    @Joe Schmid im going the 1 flow per container route
    j

    Joe Schmid

    2 years ago
    Here's our plan for CI/CD (evolving in real time):1. Have a single repo with library code (our own Python module) and Flows. 2. Package all Flows into a single docker image. (After 4 years with Airflow we now have hundreds of DAGs so managing that many images seems unwieldy when the only difference between them might be the serialized .flow file itself. 3. Tag the image and git commit with a build event ID label (e.g.
    dev-ci-13217
    ) 4. Only re-register Flows that have changed. In our early attempts without step 4, it was annoying that a Flow that hadn't changed would get a new version, easy viewing of recent task runs would get reset, etc.
    For step 4, we use something like:
    git diff-tree --no-commit-id --name-only -r `meta get build.sha` | docker run -e PREFECT__CLOUD__AGENT__AUTH_TOKEN=${PREFECT__CLOUD__AGENT__AUTH_TOKEN} -e BUILD_TAG=${BUILD_TAG} -i ${PREFECT_FLOWS_IMAGE}:${BUILD_TAG} bash -c 'prefect auth login -t $PREFECT__CLOUD__AGENT__AUTH_TOKEN ; python -u -m srm.datasci.lib.flow.register_flows'
    This gets the list of files changed in the current commit (should tweak this to get files changed since the commit of the last successful build...) then runs the docker image we just built.
    register_flows.py looks like:
    import subprocess
    import sys
    
    FLOWS_DIRECTORY = "src/srm/datasci/flows/"
    print("Looking for Flows to register in the list of changed files for this commit...")
    for line in sys.stdin:
        if line.startswith(FLOWS_DIRECTORY) and "__init__.py" not in line:
            flow_module = "{}".format(line[4:-4].replace("/", "."))
            command = ["python", "-u", "-m", flow_module, "register"]
            print("Running: {} {} {} {} {}".format(*command))
            result = subprocess.run(command, stdout=subprocess.PIPE)
            print(result.stdout.decode("utf-8"))
    This just looks for files that changed in our flows directory, changes file paths to python modules and then runs "register" for each. We use a convention where every flow must be able to be run from command line and accept 1 argument for
    register
    .
    Thomas La Piana

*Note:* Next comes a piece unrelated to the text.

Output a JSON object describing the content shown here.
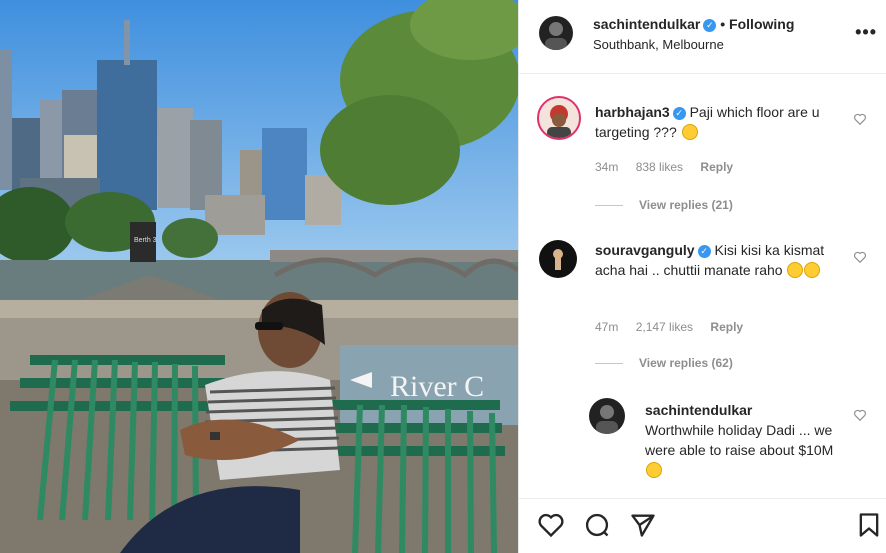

    Thomas La Piana

    2 years ago
    interesting, thats a nice way to do it! i''m still toying with getting dask gateway to work as a custom environment